Raphael Warnock Believes Kelly Loeffler's Election Objection Helped Him Win Georgia Seat

Following his projected win in Georgia's Senate runoff race, Democrat Raphael Warnock criticized incumbent Republican Kelly Loeffler's plan to object to the electoral vote certification on Wednesday.

During an interview on CNN, anchor John Berman asked if Warnock thought it was appropriate for Loeffler to join other Republicans in an attempt to block electoral votes.

"Well, I think that Kelly Loeffler has been consistent," Warnock responded. "She has consistently put what she perceives to be her own short-term political interest over the concerns of ordinary people.

"And the people of Georgia rose up and they rebuked that last night," Warnock continued.

Warnock was declared the projected winner in Georgia's runoff election on early Wednesday morning. NBC News called the race for Warnock just before 2 a.m. EST, giving the Democrats one more seat in the Senate. Shortly after, other media outlets also called the race in Warnock's favor, including the Associated Press, CNN and Fox News.

With 98 percent of the votes counted, Warnock led Loeffler by 50.5 percent to 49.5 percent.

Georgia Democratic Senate Candidate Raphael Warnock Campaigns
Rev. Raphael Warnock is shown above speaking at his Labor Canvass Launch at IBEW Local 613 on January 05, 2021 in Marietta, Georgia.

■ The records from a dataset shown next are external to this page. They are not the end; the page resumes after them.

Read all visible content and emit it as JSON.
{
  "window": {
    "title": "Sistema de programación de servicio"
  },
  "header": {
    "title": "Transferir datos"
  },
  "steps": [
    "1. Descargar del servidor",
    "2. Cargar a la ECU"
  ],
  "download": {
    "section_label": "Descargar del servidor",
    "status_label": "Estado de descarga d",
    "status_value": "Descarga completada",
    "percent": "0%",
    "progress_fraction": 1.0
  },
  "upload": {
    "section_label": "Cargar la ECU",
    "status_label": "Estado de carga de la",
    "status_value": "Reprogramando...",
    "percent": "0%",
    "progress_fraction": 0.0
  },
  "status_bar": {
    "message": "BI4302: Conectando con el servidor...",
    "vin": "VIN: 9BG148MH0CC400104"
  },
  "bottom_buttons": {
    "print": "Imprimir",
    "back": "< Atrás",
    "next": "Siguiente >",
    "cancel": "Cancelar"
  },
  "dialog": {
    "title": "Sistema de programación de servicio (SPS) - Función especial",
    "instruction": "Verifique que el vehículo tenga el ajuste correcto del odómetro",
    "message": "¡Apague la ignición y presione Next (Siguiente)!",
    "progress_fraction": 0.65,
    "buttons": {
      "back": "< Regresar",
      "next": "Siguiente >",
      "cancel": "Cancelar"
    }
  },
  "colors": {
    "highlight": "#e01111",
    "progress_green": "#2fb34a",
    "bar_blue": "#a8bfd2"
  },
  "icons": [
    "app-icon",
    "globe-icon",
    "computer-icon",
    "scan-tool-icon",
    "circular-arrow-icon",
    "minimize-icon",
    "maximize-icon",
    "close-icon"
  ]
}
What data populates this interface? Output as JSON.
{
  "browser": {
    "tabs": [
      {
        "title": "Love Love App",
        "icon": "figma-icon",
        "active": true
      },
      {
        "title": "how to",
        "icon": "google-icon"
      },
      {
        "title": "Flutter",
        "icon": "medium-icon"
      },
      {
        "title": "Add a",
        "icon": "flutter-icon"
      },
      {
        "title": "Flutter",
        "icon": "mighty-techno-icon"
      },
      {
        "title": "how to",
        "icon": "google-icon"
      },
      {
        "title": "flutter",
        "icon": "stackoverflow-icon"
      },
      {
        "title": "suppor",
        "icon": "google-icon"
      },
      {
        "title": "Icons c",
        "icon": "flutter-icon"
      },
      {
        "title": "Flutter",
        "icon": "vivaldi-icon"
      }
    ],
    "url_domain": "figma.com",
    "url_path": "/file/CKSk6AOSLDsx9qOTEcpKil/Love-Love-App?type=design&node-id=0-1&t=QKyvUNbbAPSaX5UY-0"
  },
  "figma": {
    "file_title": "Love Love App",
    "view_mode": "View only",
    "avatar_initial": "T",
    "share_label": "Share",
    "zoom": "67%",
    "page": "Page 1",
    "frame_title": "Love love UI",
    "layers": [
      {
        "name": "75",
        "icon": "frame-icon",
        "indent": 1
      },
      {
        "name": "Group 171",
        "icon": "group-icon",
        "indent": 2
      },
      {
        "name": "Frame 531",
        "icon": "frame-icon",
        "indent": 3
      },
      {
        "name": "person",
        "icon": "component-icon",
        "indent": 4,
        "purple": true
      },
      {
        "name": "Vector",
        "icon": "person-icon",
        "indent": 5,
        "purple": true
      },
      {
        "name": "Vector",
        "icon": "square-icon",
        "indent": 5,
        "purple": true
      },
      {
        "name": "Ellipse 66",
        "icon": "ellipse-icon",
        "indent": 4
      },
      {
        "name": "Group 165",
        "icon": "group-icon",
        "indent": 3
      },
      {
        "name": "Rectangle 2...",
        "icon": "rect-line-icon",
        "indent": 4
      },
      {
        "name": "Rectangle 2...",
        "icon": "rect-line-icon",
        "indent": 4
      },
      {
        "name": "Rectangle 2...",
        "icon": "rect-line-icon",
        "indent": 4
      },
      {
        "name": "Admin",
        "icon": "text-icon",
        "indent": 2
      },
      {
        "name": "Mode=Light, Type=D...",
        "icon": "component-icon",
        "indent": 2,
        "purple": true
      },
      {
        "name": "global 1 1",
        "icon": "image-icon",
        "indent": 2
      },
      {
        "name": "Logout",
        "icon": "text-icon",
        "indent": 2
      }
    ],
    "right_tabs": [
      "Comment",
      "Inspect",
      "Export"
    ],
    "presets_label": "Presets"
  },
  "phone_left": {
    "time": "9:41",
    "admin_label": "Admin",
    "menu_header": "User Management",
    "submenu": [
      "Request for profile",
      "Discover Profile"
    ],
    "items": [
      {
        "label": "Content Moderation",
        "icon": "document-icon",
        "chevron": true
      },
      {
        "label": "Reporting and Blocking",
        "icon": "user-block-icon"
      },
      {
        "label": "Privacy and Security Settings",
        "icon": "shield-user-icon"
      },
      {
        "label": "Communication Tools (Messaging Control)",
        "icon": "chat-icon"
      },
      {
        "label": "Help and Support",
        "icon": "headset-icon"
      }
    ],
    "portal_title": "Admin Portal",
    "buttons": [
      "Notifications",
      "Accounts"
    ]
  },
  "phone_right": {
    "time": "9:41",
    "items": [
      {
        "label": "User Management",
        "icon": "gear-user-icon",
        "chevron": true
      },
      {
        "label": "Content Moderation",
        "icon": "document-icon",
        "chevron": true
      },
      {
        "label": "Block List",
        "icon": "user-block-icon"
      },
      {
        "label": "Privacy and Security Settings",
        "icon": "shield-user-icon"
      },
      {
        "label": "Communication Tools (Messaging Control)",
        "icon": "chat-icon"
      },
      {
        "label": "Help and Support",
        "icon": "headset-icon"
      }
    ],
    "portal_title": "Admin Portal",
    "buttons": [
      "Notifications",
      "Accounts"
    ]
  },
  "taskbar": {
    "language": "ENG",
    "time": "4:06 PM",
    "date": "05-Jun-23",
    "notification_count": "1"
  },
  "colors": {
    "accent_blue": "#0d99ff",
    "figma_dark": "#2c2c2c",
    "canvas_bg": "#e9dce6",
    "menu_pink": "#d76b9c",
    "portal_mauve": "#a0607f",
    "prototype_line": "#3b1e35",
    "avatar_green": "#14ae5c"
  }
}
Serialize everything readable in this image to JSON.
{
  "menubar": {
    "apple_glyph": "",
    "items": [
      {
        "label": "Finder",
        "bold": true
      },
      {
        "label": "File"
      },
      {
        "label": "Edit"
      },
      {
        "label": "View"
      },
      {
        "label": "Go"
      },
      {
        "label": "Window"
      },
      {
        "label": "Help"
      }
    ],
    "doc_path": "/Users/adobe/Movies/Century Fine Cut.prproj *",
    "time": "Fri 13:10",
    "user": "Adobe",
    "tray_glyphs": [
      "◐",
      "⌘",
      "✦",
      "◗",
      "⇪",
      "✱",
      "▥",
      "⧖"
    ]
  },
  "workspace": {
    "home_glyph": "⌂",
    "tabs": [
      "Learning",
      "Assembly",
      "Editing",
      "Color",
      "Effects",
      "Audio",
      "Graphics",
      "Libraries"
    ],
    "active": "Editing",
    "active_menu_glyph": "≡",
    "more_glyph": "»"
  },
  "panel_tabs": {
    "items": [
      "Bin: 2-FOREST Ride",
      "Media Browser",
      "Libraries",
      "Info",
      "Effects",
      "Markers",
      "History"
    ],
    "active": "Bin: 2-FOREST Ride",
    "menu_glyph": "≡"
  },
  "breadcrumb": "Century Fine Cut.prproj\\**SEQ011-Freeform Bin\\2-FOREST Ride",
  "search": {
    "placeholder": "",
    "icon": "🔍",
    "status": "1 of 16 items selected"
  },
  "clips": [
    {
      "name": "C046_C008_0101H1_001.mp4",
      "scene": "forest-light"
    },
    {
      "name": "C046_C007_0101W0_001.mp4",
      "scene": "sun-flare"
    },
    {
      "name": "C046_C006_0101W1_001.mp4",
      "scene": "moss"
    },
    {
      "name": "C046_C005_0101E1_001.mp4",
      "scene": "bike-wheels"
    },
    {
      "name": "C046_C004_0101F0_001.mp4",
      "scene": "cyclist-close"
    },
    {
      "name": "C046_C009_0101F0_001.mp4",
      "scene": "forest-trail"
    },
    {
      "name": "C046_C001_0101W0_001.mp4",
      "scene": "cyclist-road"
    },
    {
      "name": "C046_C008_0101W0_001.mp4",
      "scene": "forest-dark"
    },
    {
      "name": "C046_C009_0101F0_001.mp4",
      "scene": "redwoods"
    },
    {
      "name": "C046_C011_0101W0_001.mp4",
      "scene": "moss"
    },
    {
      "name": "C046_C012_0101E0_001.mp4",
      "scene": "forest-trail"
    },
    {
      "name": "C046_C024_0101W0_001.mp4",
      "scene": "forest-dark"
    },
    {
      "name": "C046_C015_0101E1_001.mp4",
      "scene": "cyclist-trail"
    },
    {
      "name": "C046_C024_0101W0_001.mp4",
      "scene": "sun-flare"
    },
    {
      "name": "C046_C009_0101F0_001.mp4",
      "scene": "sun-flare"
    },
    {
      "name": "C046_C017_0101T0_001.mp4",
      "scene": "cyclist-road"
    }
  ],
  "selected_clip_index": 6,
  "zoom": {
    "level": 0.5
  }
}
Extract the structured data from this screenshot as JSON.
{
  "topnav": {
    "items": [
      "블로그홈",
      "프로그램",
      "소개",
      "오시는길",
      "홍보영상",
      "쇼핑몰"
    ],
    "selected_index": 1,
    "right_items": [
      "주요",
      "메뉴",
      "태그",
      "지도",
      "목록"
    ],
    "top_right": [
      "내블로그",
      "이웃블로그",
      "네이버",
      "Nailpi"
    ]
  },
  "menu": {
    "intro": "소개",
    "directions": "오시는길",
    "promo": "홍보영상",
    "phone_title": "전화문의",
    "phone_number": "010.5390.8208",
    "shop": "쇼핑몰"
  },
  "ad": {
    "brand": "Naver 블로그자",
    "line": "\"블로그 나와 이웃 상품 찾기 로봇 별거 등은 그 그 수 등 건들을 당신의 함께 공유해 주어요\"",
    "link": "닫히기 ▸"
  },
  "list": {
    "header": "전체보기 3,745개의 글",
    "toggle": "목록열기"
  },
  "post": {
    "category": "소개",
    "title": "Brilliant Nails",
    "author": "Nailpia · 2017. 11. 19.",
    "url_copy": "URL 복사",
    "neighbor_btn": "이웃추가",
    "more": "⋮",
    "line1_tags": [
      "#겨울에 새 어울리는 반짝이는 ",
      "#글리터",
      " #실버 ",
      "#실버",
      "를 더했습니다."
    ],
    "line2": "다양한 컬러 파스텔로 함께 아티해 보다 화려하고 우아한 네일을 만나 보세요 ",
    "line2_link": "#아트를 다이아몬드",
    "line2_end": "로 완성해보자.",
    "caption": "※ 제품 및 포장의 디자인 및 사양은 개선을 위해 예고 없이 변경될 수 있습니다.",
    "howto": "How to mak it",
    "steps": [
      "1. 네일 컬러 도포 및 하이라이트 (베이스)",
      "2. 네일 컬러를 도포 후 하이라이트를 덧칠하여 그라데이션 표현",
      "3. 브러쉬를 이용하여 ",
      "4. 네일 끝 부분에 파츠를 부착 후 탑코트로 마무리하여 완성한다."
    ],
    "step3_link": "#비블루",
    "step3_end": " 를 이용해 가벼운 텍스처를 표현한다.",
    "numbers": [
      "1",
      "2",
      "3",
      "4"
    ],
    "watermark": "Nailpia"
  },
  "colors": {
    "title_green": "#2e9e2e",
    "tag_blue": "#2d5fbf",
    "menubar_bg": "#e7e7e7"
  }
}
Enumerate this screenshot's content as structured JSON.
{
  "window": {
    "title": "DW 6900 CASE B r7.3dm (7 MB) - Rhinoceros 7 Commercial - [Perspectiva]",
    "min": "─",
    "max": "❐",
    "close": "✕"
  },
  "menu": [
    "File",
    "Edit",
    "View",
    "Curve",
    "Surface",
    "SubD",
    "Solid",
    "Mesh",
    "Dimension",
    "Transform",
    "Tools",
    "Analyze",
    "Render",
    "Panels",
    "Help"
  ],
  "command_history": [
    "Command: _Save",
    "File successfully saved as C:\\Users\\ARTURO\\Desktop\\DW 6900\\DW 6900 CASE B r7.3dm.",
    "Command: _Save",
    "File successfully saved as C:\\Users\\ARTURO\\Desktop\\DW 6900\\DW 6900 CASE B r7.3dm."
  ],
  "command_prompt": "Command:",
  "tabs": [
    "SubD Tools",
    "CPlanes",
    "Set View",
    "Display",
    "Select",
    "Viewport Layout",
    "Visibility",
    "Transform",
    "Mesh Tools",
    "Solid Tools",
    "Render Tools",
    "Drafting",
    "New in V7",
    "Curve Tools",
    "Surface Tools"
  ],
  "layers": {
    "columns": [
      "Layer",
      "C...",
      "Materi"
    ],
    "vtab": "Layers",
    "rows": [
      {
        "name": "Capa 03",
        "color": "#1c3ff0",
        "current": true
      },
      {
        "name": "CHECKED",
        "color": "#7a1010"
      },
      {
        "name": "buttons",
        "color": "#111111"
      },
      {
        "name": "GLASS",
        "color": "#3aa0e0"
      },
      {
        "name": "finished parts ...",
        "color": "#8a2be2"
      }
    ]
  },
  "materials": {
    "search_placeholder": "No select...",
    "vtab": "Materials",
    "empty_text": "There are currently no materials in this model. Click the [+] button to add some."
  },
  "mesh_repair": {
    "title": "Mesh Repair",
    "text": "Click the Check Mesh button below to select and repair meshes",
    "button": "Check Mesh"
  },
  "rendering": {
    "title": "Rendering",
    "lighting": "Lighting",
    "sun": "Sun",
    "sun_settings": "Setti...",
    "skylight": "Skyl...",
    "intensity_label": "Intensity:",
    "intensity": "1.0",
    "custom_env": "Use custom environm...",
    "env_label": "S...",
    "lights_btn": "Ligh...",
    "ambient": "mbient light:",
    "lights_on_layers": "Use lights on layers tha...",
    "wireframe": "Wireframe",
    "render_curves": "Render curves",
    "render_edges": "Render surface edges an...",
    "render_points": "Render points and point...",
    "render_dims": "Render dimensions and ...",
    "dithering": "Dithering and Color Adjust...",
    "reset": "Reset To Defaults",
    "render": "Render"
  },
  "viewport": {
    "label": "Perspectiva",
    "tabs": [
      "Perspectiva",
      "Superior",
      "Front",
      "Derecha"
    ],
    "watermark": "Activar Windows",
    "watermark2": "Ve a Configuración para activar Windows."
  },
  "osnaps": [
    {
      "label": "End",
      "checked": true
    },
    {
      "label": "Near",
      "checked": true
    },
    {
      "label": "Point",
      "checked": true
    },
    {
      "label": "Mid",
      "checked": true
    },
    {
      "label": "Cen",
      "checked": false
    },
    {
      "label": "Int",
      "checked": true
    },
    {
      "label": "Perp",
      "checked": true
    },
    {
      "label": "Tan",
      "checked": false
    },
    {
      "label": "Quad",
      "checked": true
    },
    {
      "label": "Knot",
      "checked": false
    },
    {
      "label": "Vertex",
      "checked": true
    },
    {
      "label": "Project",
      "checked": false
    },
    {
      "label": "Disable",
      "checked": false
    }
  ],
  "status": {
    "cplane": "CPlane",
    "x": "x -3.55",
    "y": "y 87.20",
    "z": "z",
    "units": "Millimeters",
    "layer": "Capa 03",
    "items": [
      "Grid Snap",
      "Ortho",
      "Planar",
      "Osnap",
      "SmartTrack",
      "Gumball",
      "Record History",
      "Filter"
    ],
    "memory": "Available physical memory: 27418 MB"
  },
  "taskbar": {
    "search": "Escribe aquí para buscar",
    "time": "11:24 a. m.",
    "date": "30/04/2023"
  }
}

The democrat criticized Republican Kelly Loeffler for planning to object to the certification of electoral votes. Photo by Michael M. Santiago/Getty Images/Getty

Loeffler announced on Monday that she would join multiple Republicans in challenging the results of the Electoral College with the hopes of reversing the results of the November presidential election in President Donald Trump's favor.

"The American people deserve a platform in Congress, permitted under the Constitution, to have election issues presented so that they can be addressed," Loffler said in a January 4 statement.

"That's why, on January 6th, I will vote to give President Trump and the American people the fair hearing they deserve and support the objection to the Electoral College certification process," she added. "We must restore trust, confidence and integrity in our election system."

Congress, in what is typically a ceremonial procedure, will count the electoral votes on Wednesday with Vice President Mike Pence presiding over the joint session. The vice president's role, however, is "largely pro forma", meaning "for the sake of form," according to the AP.

If one member of the House and the Senate object to certifying a state's electoral vote, the chambers separate and debate for two hours to consider the objection. For an objection to move forward, both chambers have to agree to it by a majority vote, which is unlikely to happen since Democrats control the House. If they don't agree, the original electoral votes are counted.

"What's unfolding in this moment is a distraction," said Warnock during his Monday interview. "It's a distraction and the Senators know better."

The Democrat added that people across Georgia are more concerned about receiving adequate COVID-19 relief, and the squabble in Congress is not helping those people.

"The politicians are focused on their concerns," Warnock said. "Meanwhile, too many ordinary working people are losing."

Newsweek reached out to Warnock and Loeffler's offices, but didn't hear back in time for publication.